Webb Space Telescope with DuPont Kapton® Polyimide Film Sunshield to Start Work

A month following it’s Christmas Day 2021 launch, the James Webb Space Telescope (JWST) is in the final phase of its preparations to uncover the mysteries of the universe.

It has successfully travelled the nearly one million miles—at 750 miles an hour—to reach its mission orbiting point. Flight engineers have also deployed the 18 gold-coated mirror segments that will help the telescope’s infrared camera capture pictures of the very first stars in the universe and allow scientists to study the atmospheres of planets orbiting stars outside of our solar system to determine whether they are habitable or inhabited.

Another successful step completed was the unfolding of the five-layered Kapton® polyimide film sunshield that will protect the telescope from the light and heat of the Sun, Earth and Moon. Folded origami-style into the mission payload, each sheet of Kapton® film is about as big as a tennis court and as thin as a human hair.

The sunshield is coated with reflective metal, providing protection on the order of more than SPF 1 million. Together, the five Kapton® layers of the sunshield will reduce exposure to the Sun from over 200 kilowatts of solar energy to a fraction of a watt.
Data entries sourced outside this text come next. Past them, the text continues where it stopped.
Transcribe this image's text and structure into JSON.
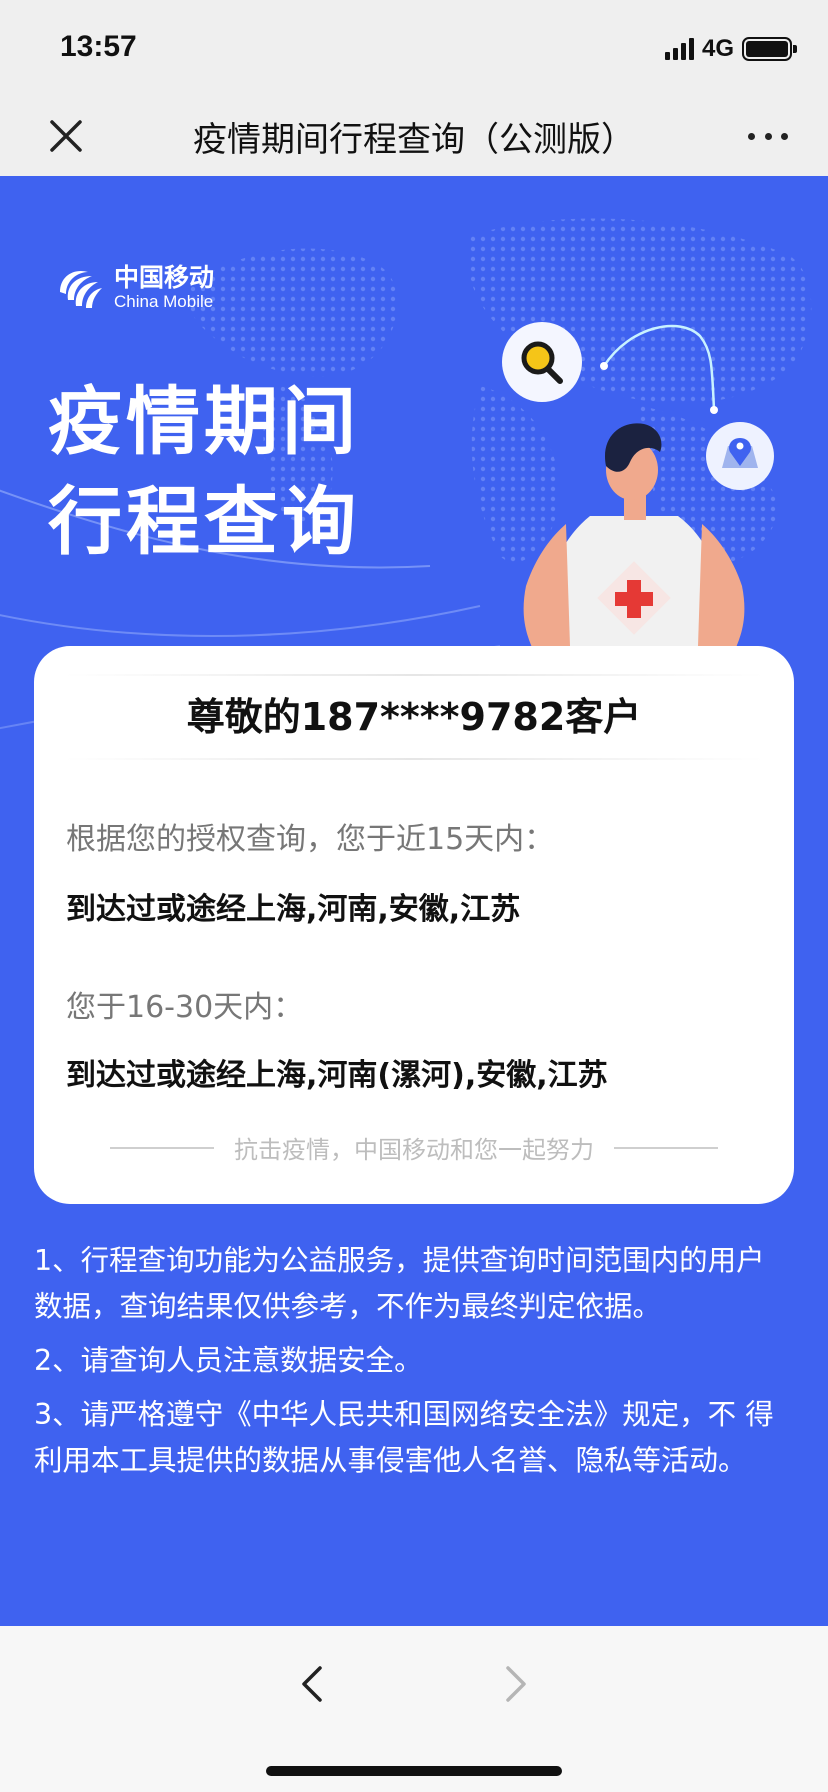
{
  "status_bar": {
    "time": "13:57",
    "network": "4G"
  },
  "navbar": {
    "title": "疫情期间行程查询（公测版）"
  },
  "logo": {
    "name_cn": "中国移动",
    "name_en": "China Mobile"
  },
  "hero": {
    "title_line1": "疫情期间",
    "title_line2": "行程查询"
  },
  "card": {
    "greeting": "尊敬的187****9782客户",
    "label_15": "根据您的授权查询，您于近15天内：",
    "value_15": "到达过或途经上海,河南,安徽,江苏",
    "label_30": "您于16-30天内：",
    "value_30": "到达过或途经上海,河南(漯河),安徽,江苏",
    "slogan": "抗击疫情，中国移动和您一起努力"
  },
  "notes": [
    "1、行程查询功能为公益服务，提供查询时间范围内的用户 数据，查询结果仅供参考，不作为最终判定依据。",
    "2、请查询人员注意数据安全。",
    "3、请严格遵守《中华人民共和国网络安全法》规定，不 得利用本工具提供的数据从事侵害他人名誉、隐私等活动。"
  ],
  "colors": {
    "primary": "#3f62f0",
    "accent_red": "#e53935",
    "card_bg": "#ffffff"
  },
  "icons": [
    "close-icon",
    "more-icon",
    "china-mobile-logo-icon",
    "search-icon",
    "location-pin-icon",
    "doctor-illustration",
    "back-icon",
    "forward-icon"
  ]
}
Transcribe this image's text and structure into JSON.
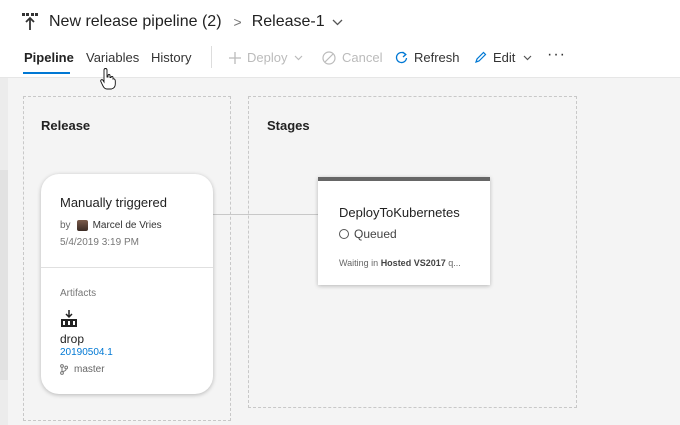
{
  "header": {
    "title": "New release pipeline (2)",
    "separator": ">",
    "release_name": "Release-1"
  },
  "tabs": [
    {
      "label": "Pipeline",
      "active": true
    },
    {
      "label": "Variables",
      "active": false
    },
    {
      "label": "History",
      "active": false
    }
  ],
  "toolbar": {
    "deploy": {
      "label": "Deploy",
      "icon": "plus-icon",
      "enabled": false
    },
    "cancel": {
      "label": "Cancel",
      "icon": "cancel-icon",
      "enabled": false
    },
    "refresh": {
      "label": "Refresh",
      "icon": "refresh-icon",
      "enabled": true
    },
    "edit": {
      "label": "Edit",
      "icon": "pencil-icon",
      "enabled": true
    },
    "more": "···"
  },
  "release_panel": {
    "title": "Release",
    "trigger": {
      "title": "Manually triggered",
      "by_prefix": "by",
      "user": "Marcel de Vries",
      "datetime": "5/4/2019 3:19 PM"
    },
    "artifacts": {
      "label": "Artifacts",
      "name": "drop",
      "build": "20190504.1",
      "branch": "master"
    }
  },
  "stages_panel": {
    "title": "Stages",
    "stage": {
      "name": "DeployToKubernetes",
      "status": "Queued",
      "waiting_prefix": "Waiting in ",
      "waiting_pool": "Hosted VS2017",
      "waiting_suffix": " q..."
    }
  },
  "colors": {
    "accent": "#0078d4",
    "stage_top_border": "#666666",
    "background": "#f4f4f4"
  }
}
For more details of how the Kapton® polyimide film sunshield works, watch this video https://youtube.com/watch?v=Ku9Lq3gSnLk&feature=share from NASA.

 

Mission officials say it will take an additional five months to cool the $10 billion telescope to operating temperature, modify the mirror alignment, and calibrate the instruments before JWST can start sending those amazing images back to earth this summer.